"This legislation is great for the land, and great for people," said Lou Lunte, Associate State Director of the Nature Conservancy in Idaho. "The passage of this legislation shows the excellent results possible when diverse organizations listen to each other and work together to meet the needs of wildlife, rural communities and recreationists. The Owyhees offers some of the best habitat anywhere for animals like sage grouse and California bighorn sheep. This legislation preserves that habitat while also supporting the people who live and work there. It's a tremendous legacy future generations of Idahoans will enjoy."

Grant Simonds of the Idaho Outfitters and Guides said, "Recreationists will appreciate the adequate and appropriate access that will enable them to continue to enjoy their visits to the lands and rivers now protected in southwestern Idaho."

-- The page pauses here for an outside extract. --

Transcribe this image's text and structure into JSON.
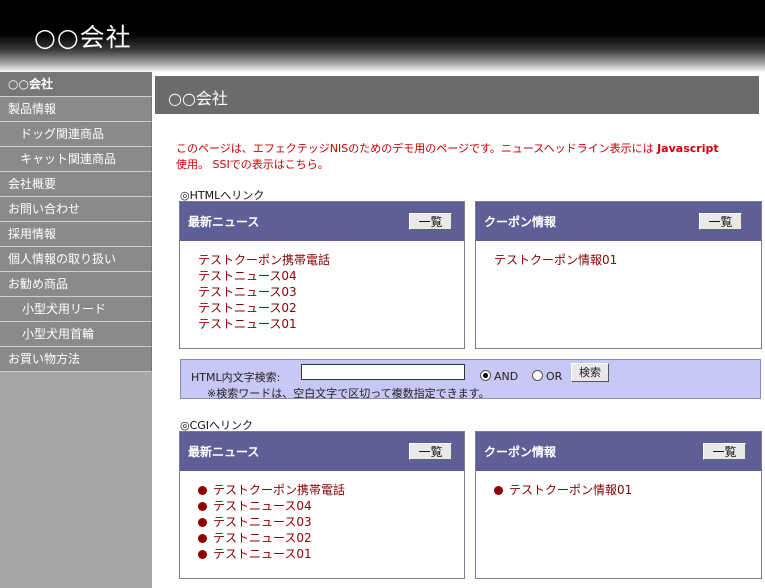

"Sierra Club has worked for nearly 30 years to protect this spectacular desert landscape" said Jessica Ruehrwein, Sierra Club Regional Representative. "It is truly a historic day and it will be the first establishment of wilderness in Idaho for decades. Through collaboration and great effort, all of the groups involved have helped to protect the Owyhee Canyonlands for future generations."

"The Wild and Scenic River designations achieved through this bill are critical to the long-term ecological health of this region," said Bill Sedivy, Executive Director for Idaho Rivers United. "In the dry, remote Owyhee Canyonlands, rivers mean life. The Wild & Scenic designations will protect river flows, fish and wildlife habitat and other outstanding values in the river corridors for generations to come. I can't think of any other rivers and streams in the U.S. that are more deserving of Wild & Scenic protection."